- Problem description -
Pick out every line of the entries below where "rate" occurs, and copy those lines.

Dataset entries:
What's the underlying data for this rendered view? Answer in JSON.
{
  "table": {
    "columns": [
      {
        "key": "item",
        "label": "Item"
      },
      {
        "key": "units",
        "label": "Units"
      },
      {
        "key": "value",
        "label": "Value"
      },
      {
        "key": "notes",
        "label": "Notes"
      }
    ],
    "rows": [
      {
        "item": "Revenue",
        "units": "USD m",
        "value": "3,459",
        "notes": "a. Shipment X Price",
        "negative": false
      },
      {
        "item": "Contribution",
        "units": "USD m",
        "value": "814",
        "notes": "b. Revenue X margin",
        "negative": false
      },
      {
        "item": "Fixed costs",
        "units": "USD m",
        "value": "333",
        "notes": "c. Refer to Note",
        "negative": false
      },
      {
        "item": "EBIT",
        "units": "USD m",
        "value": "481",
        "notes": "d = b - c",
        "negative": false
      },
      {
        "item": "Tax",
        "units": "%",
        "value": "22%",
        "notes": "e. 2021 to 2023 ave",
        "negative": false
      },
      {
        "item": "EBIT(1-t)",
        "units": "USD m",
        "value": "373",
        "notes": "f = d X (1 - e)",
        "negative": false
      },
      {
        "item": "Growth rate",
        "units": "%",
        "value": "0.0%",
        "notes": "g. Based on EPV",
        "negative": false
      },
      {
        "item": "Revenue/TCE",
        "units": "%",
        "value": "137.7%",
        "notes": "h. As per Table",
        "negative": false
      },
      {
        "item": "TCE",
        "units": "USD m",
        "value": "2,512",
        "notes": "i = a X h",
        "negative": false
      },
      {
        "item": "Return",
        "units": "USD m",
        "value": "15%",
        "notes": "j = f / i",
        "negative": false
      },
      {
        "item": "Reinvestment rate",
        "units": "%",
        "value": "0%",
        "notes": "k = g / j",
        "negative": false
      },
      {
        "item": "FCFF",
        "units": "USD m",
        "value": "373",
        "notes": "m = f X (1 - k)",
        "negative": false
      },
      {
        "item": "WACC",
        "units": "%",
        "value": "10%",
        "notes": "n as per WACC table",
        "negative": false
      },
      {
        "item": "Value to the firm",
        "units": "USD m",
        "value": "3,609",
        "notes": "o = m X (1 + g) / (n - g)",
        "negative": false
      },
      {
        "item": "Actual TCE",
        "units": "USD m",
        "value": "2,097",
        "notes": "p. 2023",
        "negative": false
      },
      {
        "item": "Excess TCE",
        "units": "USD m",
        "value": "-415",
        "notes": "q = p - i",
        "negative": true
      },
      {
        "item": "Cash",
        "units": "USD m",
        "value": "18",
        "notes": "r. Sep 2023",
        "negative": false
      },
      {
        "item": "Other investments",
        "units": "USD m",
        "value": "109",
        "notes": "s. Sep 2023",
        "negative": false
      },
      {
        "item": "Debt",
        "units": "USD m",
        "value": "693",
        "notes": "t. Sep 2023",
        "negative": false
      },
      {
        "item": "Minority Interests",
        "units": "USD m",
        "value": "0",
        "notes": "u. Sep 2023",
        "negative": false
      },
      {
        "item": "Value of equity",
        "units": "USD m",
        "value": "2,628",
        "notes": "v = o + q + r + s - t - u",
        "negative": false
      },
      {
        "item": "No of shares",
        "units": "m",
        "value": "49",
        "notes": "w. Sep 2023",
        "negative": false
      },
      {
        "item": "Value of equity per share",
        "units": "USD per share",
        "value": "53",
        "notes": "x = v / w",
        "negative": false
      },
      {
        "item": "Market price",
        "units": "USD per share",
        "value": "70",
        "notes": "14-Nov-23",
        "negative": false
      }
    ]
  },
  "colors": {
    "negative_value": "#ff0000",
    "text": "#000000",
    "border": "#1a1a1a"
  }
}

- Response box -
        "item": "Growth rate",
        "item": "Reinvestment rate",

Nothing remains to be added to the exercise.